the unputtable-downable type of book, the one where you are loathe to finish, loathe to leave those characters behind, disappointed that reaching the last page means you have to leave their world and go back to your own.

He also writes a wee bit of short fiction. ‘The Invitation’ – available online here – was shortlisted for the Bridport Prize.

His fourth novel, Disnaeland, is coming out in summer 2022.

David Vann Interview

On Monday I got to interview David Vann – author of Legend of a Suicide and Caribou Island. As well as being an exceptional writer, he also turned out to be a really sound guy. The interview’s up on the University of Gloucestershire’s Creative Writing blog.

Events in Edinburgh and Perth

I’ll be Launching Peace, Love, and Petrol Bombs in Edinburgh on Thursday 22nd September. The event starts at 6pm at Waterstone’s West End. I’ll be talking about why I dislike Virginia Woolf and what happens if you mispronounce German phrases. Then, two days later, I’ll be doing something similar at Waterstone’s in the St. John’s Centre, Perth. That one starts at 1pm. Both events are free and it would be great to see you there.

Edinburgh Book Fringe

Alasdair Gray will be launching the Edinburgh Book Fringe at Word Power Books on Thursday 11th August.
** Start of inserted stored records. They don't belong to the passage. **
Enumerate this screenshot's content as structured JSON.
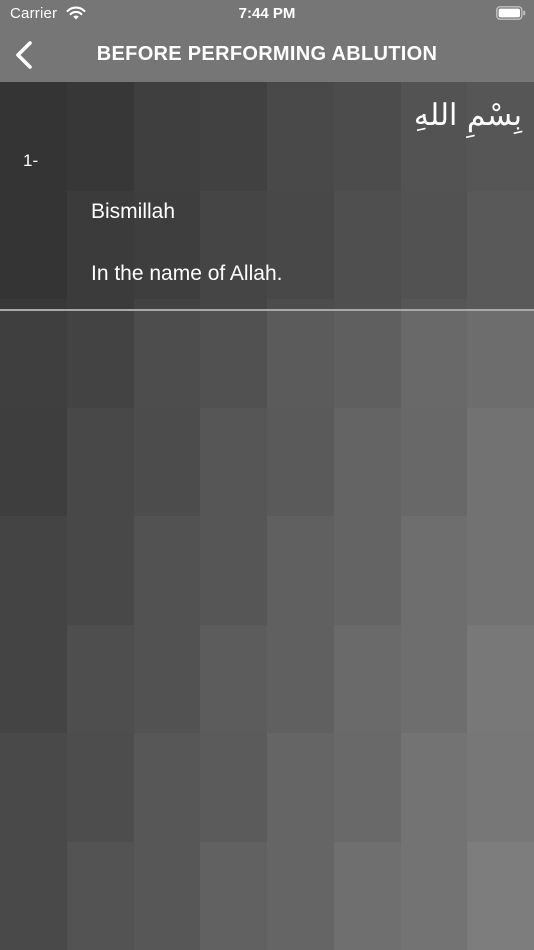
{
  "status_bar": {
    "carrier": "Carrier",
    "time": "7:44 PM",
    "wifi_icon": "wifi-icon",
    "battery_icon": "battery-icon"
  },
  "nav": {
    "title": "BEFORE PERFORMING ABLUTION",
    "back_icon": "chevron-left-icon"
  },
  "dua": {
    "number": "1-",
    "arabic": "بِسْمِ اللهِ",
    "transliteration": "Bismillah",
    "translation": "In the name of Allah."
  },
  "colors": {
    "nav_background": "#767676",
    "text": "#ffffff",
    "divider": "#a8a8a8"
  }
}
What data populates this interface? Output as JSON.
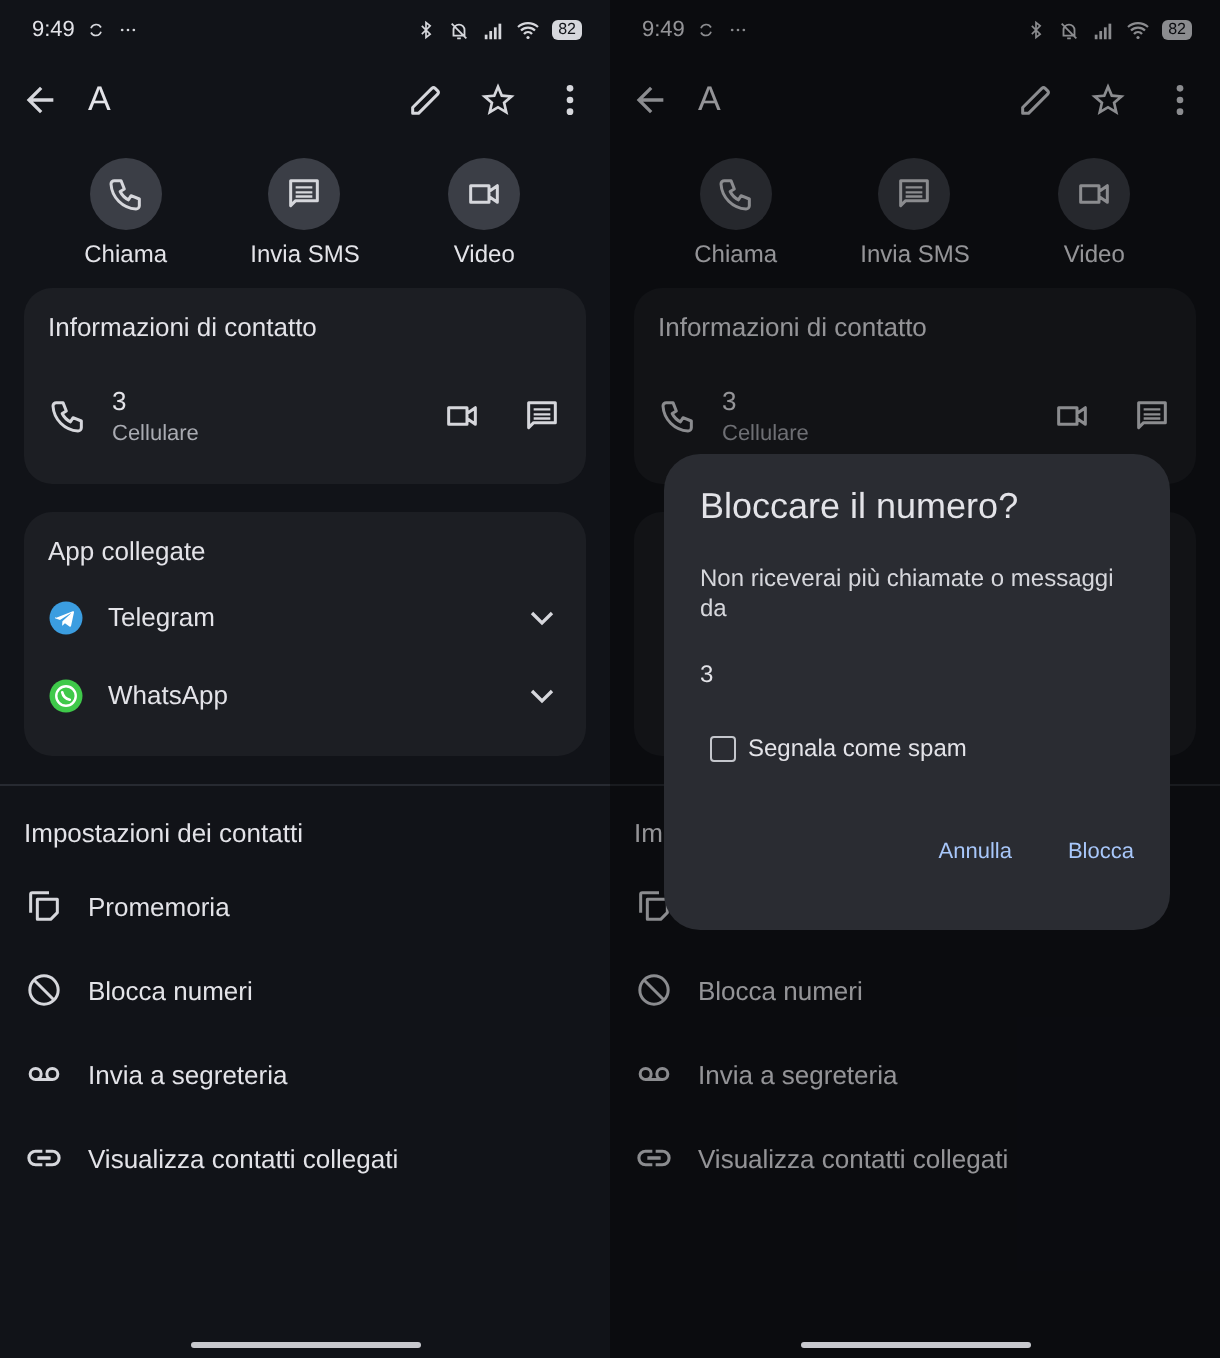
{
  "screens": [
    {
      "status_bar": {
        "time": "9:49",
        "battery": "82"
      },
      "toolbar": {
        "title": "A"
      },
      "actions": [
        {
          "kind": "call",
          "label": "Chiama"
        },
        {
          "kind": "sms",
          "label": "Invia SMS"
        },
        {
          "kind": "video",
          "label": "Video"
        }
      ],
      "contact_info": {
        "title": "Informazioni di contatto",
        "number": "3",
        "type": "Cellulare"
      },
      "linked_apps": {
        "title": "App collegate",
        "items": [
          {
            "kind": "telegram",
            "label": "Telegram",
            "expanded": false
          },
          {
            "kind": "whatsapp",
            "label": "WhatsApp",
            "expanded": false
          }
        ]
      },
      "settings": {
        "title": "Impostazioni dei contatti",
        "items": [
          {
            "kind": "reminder",
            "label": "Promemoria"
          },
          {
            "kind": "block",
            "label": "Blocca numeri"
          },
          {
            "kind": "voicemail",
            "label": "Invia a segreteria"
          },
          {
            "kind": "link",
            "label": "Visualizza contatti collegati"
          }
        ]
      }
    },
    {
      "status_bar": {
        "time": "9:49",
        "battery": "82"
      },
      "toolbar": {
        "title": "A"
      },
      "actions": [
        {
          "kind": "call",
          "label": "Chiama"
        },
        {
          "kind": "sms",
          "label": "Invia SMS"
        },
        {
          "kind": "video",
          "label": "Video"
        }
      ],
      "contact_info": {
        "title": "Informazioni di contatto",
        "number": "3",
        "type": "Cellulare"
      },
      "settings": {
        "title": "Im",
        "items": [
          {
            "kind": "reminder"
          },
          {
            "kind": "block",
            "label": "Blocca numeri"
          },
          {
            "kind": "voicemail",
            "label": "Invia a segreteria"
          },
          {
            "kind": "link",
            "label": "Visualizza contatti collegati"
          }
        ]
      },
      "dialog": {
        "title": "Bloccare il numero?",
        "message": "Non riceverai più chiamate o messaggi da",
        "number": "3",
        "checkbox": {
          "label": "Segnala come spam",
          "checked": false
        },
        "buttons": [
          "Annulla",
          "Blocca"
        ]
      }
    }
  ]
}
If you’re in Edinburgh then check out the line up – some good people on! I’ll be doing a wee bit along with Helen Fitzgerald and Doug Johnstone on Sunday 14th at 13:00. It’d be great to see you!

Should you buy Peace, Love, and Petrol Bombs?

As the book is newly available in the US, and is, even as I type, sailing across the Atlantic, I thought it worthwhile to type up some honest reflections on whether or not you should buy Peace, Love, and Petrol Bombs.

 

Popmatters

A kind and thoughtful review by John L. Murphy:

‘Peace, Love & Petrol Bombs’ Is a Humorous and Poignant Novel About Anarchism – Possibly a First… Johnston illustrates deftly the predicament of how we consume, how few options many workers have for meals and for shopping, how we work for the chain store and how we eat at the logo-laden franchises. He vividly dramatizes the automated regimen behind the grill, as relentless as any endured in Dickensian times… this genial, engaging, yet serious search for meaning in a commodified global culture deserves wide acclaim… thoughtful, modest, and winning. ******* Damn good’